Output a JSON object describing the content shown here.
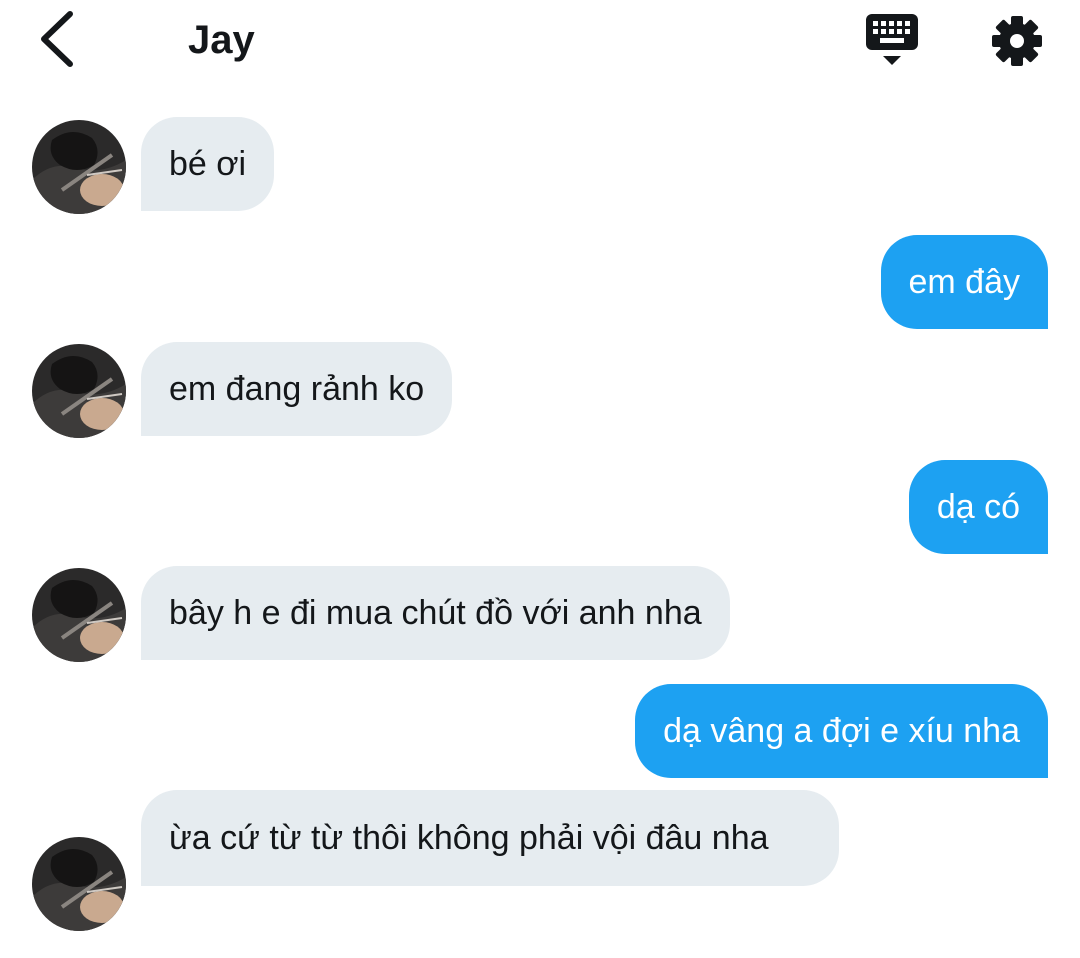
{
  "header": {
    "title": "Jay",
    "back_icon": "chevron-left-icon",
    "keyboard_icon": "keyboard-dismiss-icon",
    "settings_icon": "gear-icon"
  },
  "colors": {
    "incoming_bubble": "#e6ecf0",
    "outgoing_bubble": "#1da1f2",
    "text_dark": "#14171a"
  },
  "messages": [
    {
      "from": "Jay",
      "text": "bé ơi"
    },
    {
      "from": "me",
      "text": "em đây"
    },
    {
      "from": "Jay",
      "text": "em đang rảnh ko"
    },
    {
      "from": "me",
      "text": "dạ có"
    },
    {
      "from": "Jay",
      "text": "bây h e đi mua chút đồ với anh nha"
    },
    {
      "from": "me",
      "text": "dạ vâng a đợi e xíu nha"
    },
    {
      "from": "Jay",
      "text": "ừa cứ từ từ thôi không phải vội đâu nha"
    }
  ]
}
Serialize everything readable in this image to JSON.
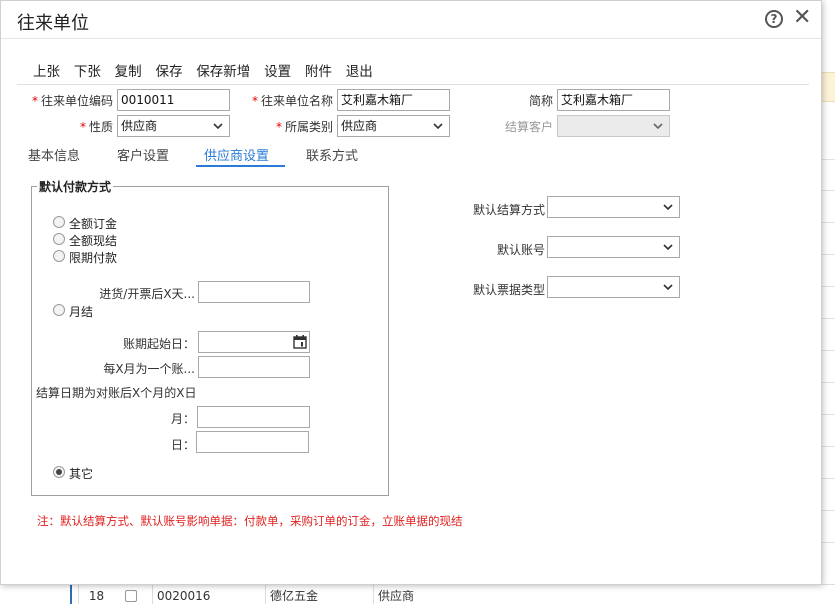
{
  "window": {
    "title": "往来单位"
  },
  "toolbar": [
    "上张",
    "下张",
    "复制",
    "保存",
    "保存新增",
    "设置",
    "附件",
    "退出"
  ],
  "form": {
    "code_label": "往来单位编码",
    "code_value": "0010011",
    "name_label": "往来单位名称",
    "name_value": "艾利嘉木箱厂",
    "short_label": "简称",
    "short_value": "艾利嘉木箱厂",
    "nature_label": "性质",
    "nature_value": "供应商",
    "category_label": "所属类别",
    "category_value": "供应商",
    "settle_customer_label": "结算客户",
    "settle_customer_value": ""
  },
  "tabs": [
    "基本信息",
    "客户设置",
    "供应商设置",
    "联系方式"
  ],
  "active_tab": "供应商设置",
  "payment": {
    "legend": "默认付款方式",
    "options": [
      "全额订金",
      "全额现结",
      "限期付款"
    ],
    "days_after_label": "进货/开票后X天...",
    "monthly_label": "月结",
    "period_start_label": "账期起始日：",
    "every_x_month_label": "每X月为一个账...",
    "settle_date_label": "结算日期为对账后X个月的X日",
    "month_label": "月：",
    "day_label": "日：",
    "other_label": "其它",
    "selected": "其它"
  },
  "defaults": {
    "settle_method_label": "默认结算方式",
    "account_label": "默认账号",
    "invoice_type_label": "默认票据类型"
  },
  "note": "注：默认结算方式、默认账号影响单据：付款单，采购订单的订金，立账单据的现结",
  "background_row": {
    "index": "18",
    "code": "0020016",
    "name": "德亿五金",
    "type": "供应商"
  },
  "colors": {
    "accent": "#2b7bd6",
    "required": "#e60000",
    "note": "#e02020"
  }
}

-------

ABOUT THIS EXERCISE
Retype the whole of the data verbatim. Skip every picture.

WRITTEN REPLY
Output a JSON object describing the content shown here.
{
  "header": {
    "title": "Jay",
    "back_icon": "chevron-left-icon",
    "keyboard_icon": "keyboard-dismiss-icon",
    "settings_icon": "gear-icon"
  },
  "colors": {
    "incoming_bubble": "#e6ecf0",
    "outgoing_bubble": "#1da1f2",
    "text_dark": "#14171a"
  },
  "messages": [
    {
      "from": "Jay",
      "text": "bé ơi"
    },
    {
      "from": "me",
      "text": "em đây"
    },
    {
      "from": "Jay",
      "text": "em đang rảnh ko"
    },
    {
      "from": "me",
      "text": "dạ có"
    },
    {
      "from": "Jay",
      "text": "bây h e đi mua chút đồ với anh nha"
    },
    {
      "from": "me",
      "text": "dạ vâng a đợi e xíu nha"
    },
    {
      "from": "Jay",
      "text": "ừa cứ từ từ thôi không phải vội đâu nha"
    }
  ]
}
Serialize everything readable in this image to JSON.
{
  "window": {
    "title": "往来单位"
  },
  "toolbar": [
    "上张",
    "下张",
    "复制",
    "保存",
    "保存新增",
    "设置",
    "附件",
    "退出"
  ],
  "form": {
    "code_label": "往来单位编码",
    "code_value": "0010011",
    "name_label": "往来单位名称",
    "name_value": "艾利嘉木箱厂",
    "short_label": "简称",
    "short_value": "艾利嘉木箱厂",
    "nature_label": "性质",
    "nature_value": "供应商",
    "category_label": "所属类别",
    "category_value": "供应商",
    "settle_customer_label": "结算客户",
    "settle_customer_value": ""
  },
  "tabs": [
    "基本信息",
    "客户设置",
    "供应商设置",
    "联系方式"
  ],
  "active_tab": "供应商设置",
  "payment": {
    "legend": "默认付款方式",
    "options": [
      "全额订金",
      "全额现结",
      "限期付款"
    ],
    "days_after_label": "进货/开票后X天...",
    "monthly_label": "月结",
    "period_start_label": "账期起始日：",
    "every_x_month_label": "每X月为一个账...",
    "settle_date_label": "结算日期为对账后X个月的X日",
    "month_label": "月：",
    "day_label": "日：",
    "other_label": "其它",
    "selected": "其它"
  },
  "defaults": {
    "settle_method_label": "默认结算方式",
    "account_label": "默认账号",
    "invoice_type_label": "默认票据类型"
  },
  "note": "注：默认结算方式、默认账号影响单据：付款单，采购订单的订金，立账单据的现结",
  "background_row": {
    "index": "18",
    "code": "0020016",
    "name": "德亿五金",
    "type": "供应商"
  },
  "colors": {
    "accent": "#2b7bd6",
    "required": "#e60000",
    "note": "#e02020"
  }
}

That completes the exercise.